Is Dark Places This Year’s Gone Girl?


Apart from a relatively unknown director in Gilles Paquet-Brenner, Dark Places is all set up to be this year’s Gone Girl.  It is based on a novel by Gone Girl author and screenwriter Gillian Flynn, and it sports a very impressive cast consisting of Charlize Theron (Mad Max: Fury Road), Nicholas Hoult (Mad Max: Fury RoadX-Men), Christina Hendricks (Firefly, Mad Men), Chloë Grace Moretz (EqualizerClouds of Sils Maria), Tye Sheridan (MudJoeThe Stanford Prison Experiment), and Corey Stoll (Ant-Man, The Bourne Legacy).

Like Gone GirlDark Places seeks to show the audience a crime.  In Gone Girl, it is the disappearance of a man’s wife and how all of the evidence points to his guilt.  In Dark Places, we see the horrific murder of a family with the blame falling on the oldest son after the testimony of a younger sister.  The similar theme in both of Gillian Flynn’s stories are the unfolding of the events where flashbacks begin to provide the true facts, despite the evidence presented initially.

Nicholas Hoult plays Lyle Worth, a Kansas City entrepreneur who heads up a “kill club”, which is a group of people fascinated with true crimes. His group is convinced that Ben Day’s (Corey Stoll and Tye Sheridan as the older and younger Ben respectively) guilt is not accurate despite his 28 years behind bars without ever appealing the guilty verdict.

They contact his sister Libby Day (Charlize Theron) who has been living off the money generated by being a nationally known case since she was 8 years old and who needs the cash to help them revisit the case.  She wants nothing to do with the man who she believes ruined her life, but needing the cash addresses the “kill club” and begins to wrestle with the memories she has tried to repress.

On the surface, this should be a tense thriller.  Amazingly, director Gilles Paquet-Brenner stifles the narrative tension, the strong performances from the very talented cast, and creates a story that simply pulls you to the finish line.  Theron’s Libby is a haunted soul and she is up for the challenge, but she is given little room to fully explorer the effects of these events other than brief glimpses of apathy, alcoholism, and more.

Tye Sheridan continues to shine and it is his performance that provides the best misdirection throughout the film.  By jumping back and forth between 2015 and 1985, the story is able to deal with two very different times, especially in how crime was investigated and how convictions were achieved.  Those who remember the 1980’s will instantly identify with the 1980’s struggle with rock music and kids dabbling in the occult.

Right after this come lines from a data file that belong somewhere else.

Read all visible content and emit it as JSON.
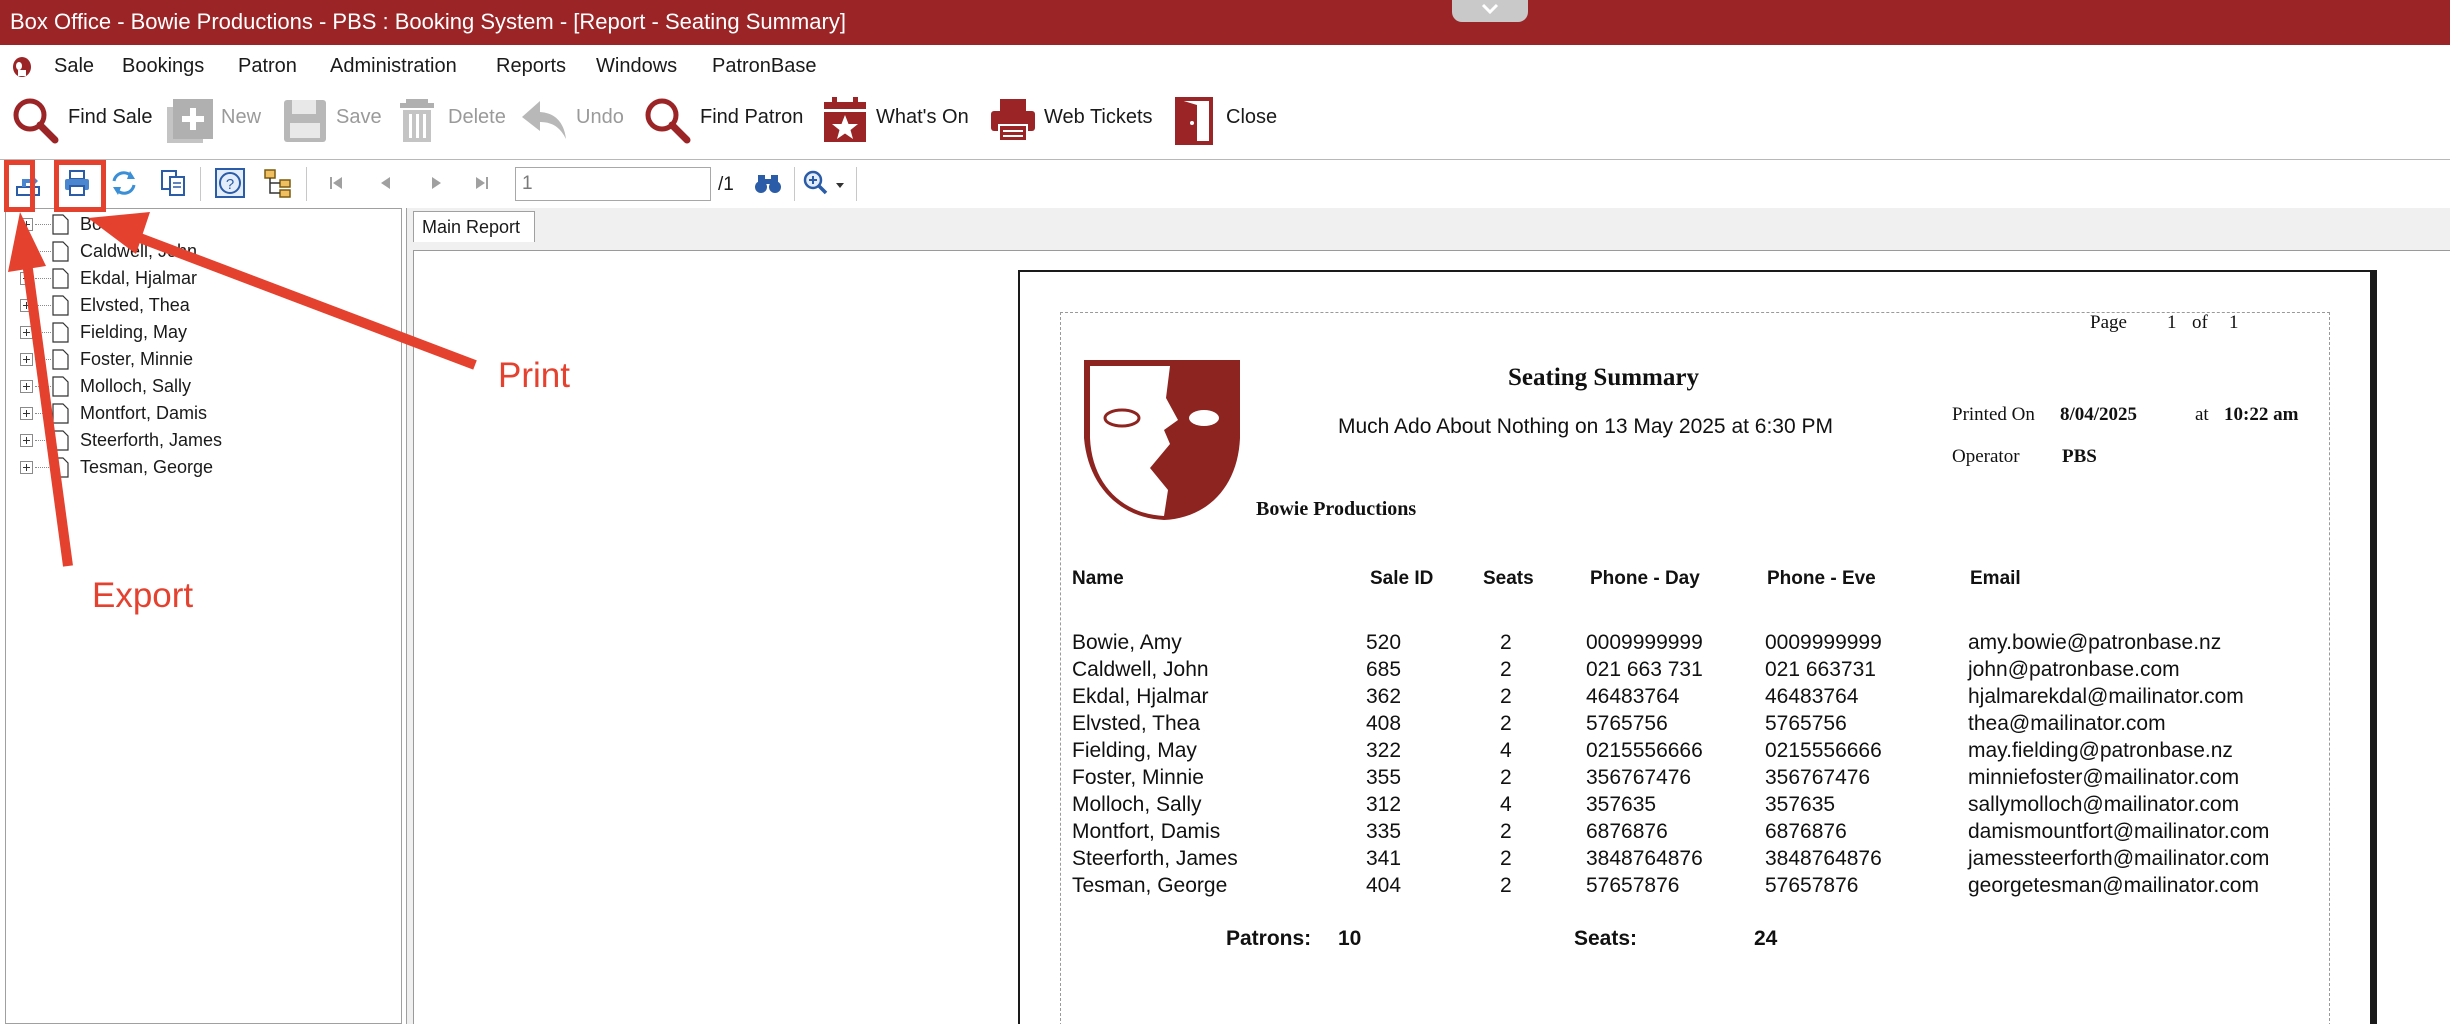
{
  "window": {
    "title": "Box Office - Bowie Productions - PBS : Booking System - [Report - Seating Summary]"
  },
  "menu": [
    "Sale",
    "Bookings",
    "Patron",
    "Administration",
    "Reports",
    "Windows",
    "PatronBase"
  ],
  "toolbar": {
    "find_sale": "Find Sale",
    "new": "New",
    "save": "Save",
    "delete": "Delete",
    "undo": "Undo",
    "find_patron": "Find Patron",
    "whats_on": "What's On",
    "web_tickets": "Web Tickets",
    "close": "Close"
  },
  "viewer": {
    "page_value": "1",
    "page_total": "/1"
  },
  "tree": [
    "Bowie,",
    "Caldwell, John",
    "Ekdal, Hjalmar",
    "Elvsted, Thea",
    "Fielding, May",
    "Foster, Minnie",
    "Molloch, Sally",
    "Montfort, Damis",
    "Steerforth, James",
    "Tesman, George"
  ],
  "tab": "Main Report",
  "report": {
    "page_label": "Page",
    "page_num": "1",
    "page_of": "of",
    "page_total": "1",
    "title": "Seating Summary",
    "subtitle": "Much Ado About Nothing on 13 May 2025 at 6:30 PM",
    "printed_on_label": "Printed On",
    "printed_on_date": "8/04/2025",
    "at_label": "at",
    "printed_time": "10:22 am",
    "operator_label": "Operator",
    "operator": "PBS",
    "company": "Bowie Productions",
    "columns": [
      "Name",
      "Sale ID",
      "Seats",
      "Phone - Day",
      "Phone - Eve",
      "Email"
    ],
    "rows": [
      [
        "Bowie, Amy",
        "520",
        "2",
        "0009999999",
        "0009999999",
        "amy.bowie@patronbase.nz"
      ],
      [
        "Caldwell, John",
        "685",
        "2",
        "021 663 731",
        "021 663731",
        "john@patronbase.com"
      ],
      [
        "Ekdal, Hjalmar",
        "362",
        "2",
        "46483764",
        "46483764",
        "hjalmarekdal@mailinator.com"
      ],
      [
        "Elvsted, Thea",
        "408",
        "2",
        "5765756",
        "5765756",
        "thea@mailinator.com"
      ],
      [
        "Fielding, May",
        "322",
        "4",
        "0215556666",
        "0215556666",
        "may.fielding@patronbase.nz"
      ],
      [
        "Foster, Minnie",
        "355",
        "2",
        "356767476",
        "356767476",
        "minniefoster@mailinator.com"
      ],
      [
        "Molloch, Sally",
        "312",
        "4",
        "357635",
        "357635",
        "sallymolloch@mailinator.com"
      ],
      [
        "Montfort, Damis",
        "335",
        "2",
        "6876876",
        "6876876",
        "damismountfort@mailinator.com"
      ],
      [
        "Steerforth, James",
        "341",
        "2",
        "3848764876",
        "3848764876",
        "jamessteerforth@mailinator.com"
      ],
      [
        "Tesman, George",
        "404",
        "2",
        "57657876",
        "57657876",
        "georgetesman@mailinator.com"
      ]
    ],
    "patrons_label": "Patrons:",
    "patrons_value": "10",
    "seats_label": "Seats:",
    "seats_value": "24"
  },
  "annotations": {
    "print": "Print",
    "export": "Export",
    "color": "#e5412f"
  },
  "colors": {
    "titlebar": "#9b2426",
    "accent": "#9b2426"
  }
}
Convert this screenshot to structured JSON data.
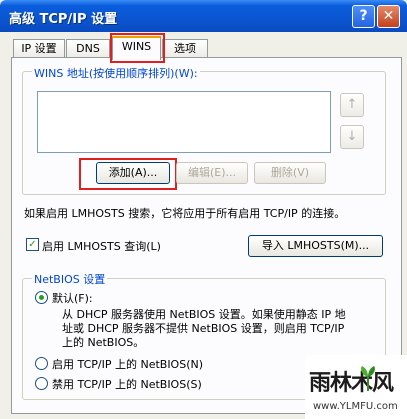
{
  "window": {
    "title": "高级 TCP/IP 设置",
    "help_glyph": "?",
    "close_glyph": "✕"
  },
  "tabs": [
    {
      "label": "IP 设置"
    },
    {
      "label": "DNS"
    },
    {
      "label": "WINS"
    },
    {
      "label": "选项"
    }
  ],
  "wins": {
    "group_title": "WINS 地址(按使用顺序排列)(W):",
    "up_glyph": "↑",
    "down_glyph": "↓",
    "add_label": "添加(A)...",
    "edit_label": "编辑(E)...",
    "remove_label": "删除(V)"
  },
  "lmhosts": {
    "info": "如果启用 LMHOSTS 搜索，它将应用于所有启用 TCP/IP 的连接。",
    "enable_label": "启用 LMHOSTS 查询(L)",
    "enable_checked": true,
    "import_label": "导入 LMHOSTS(M)..."
  },
  "netbios": {
    "group_title": "NetBIOS 设置",
    "default_label": "默认(F):",
    "default_desc": [
      "从 DHCP 服务器使用 NetBIOS 设置。如果使用静态 IP 地",
      "址或 DHCP 服务器不提供 NetBIOS 设置，则启用 TCP/IP",
      "上的 NetBIOS。"
    ],
    "enable_label": "启用 TCP/IP 上的 NetBIOS(N)",
    "disable_label": "禁用 TCP/IP 上的 NetBIOS(S)",
    "selected": "default"
  },
  "watermark": {
    "main": "雨林木风",
    "sub": "www.YLMFU.com"
  },
  "colors": {
    "highlight_box": "#e02020",
    "title_bar": "#0b55d1"
  }
}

Satanic sacrifices, Misfits t-shirts, and the war on drugs were center stage, and Flynn taps into this cultural phenomenon wonderfully and Sheridan and Moretz in particular capture this darker side of the teen culture.  When the film bounces back to see the characters nearly 30 years later, the tension is gone and we see the director struggling to connect the tension from these two separate narrative threads.

Despite all of the strength of the cast and the story on the screen, it ultimately can’t come out of theDark Places and into the light of day.  It struggles to keep you engaged. This film will fail to find the audience, or the critical acclaim that Flynn’s other project, last year’s Gone Girl, was able to achieve.  Given its initial pedigree, this film should have been so much more.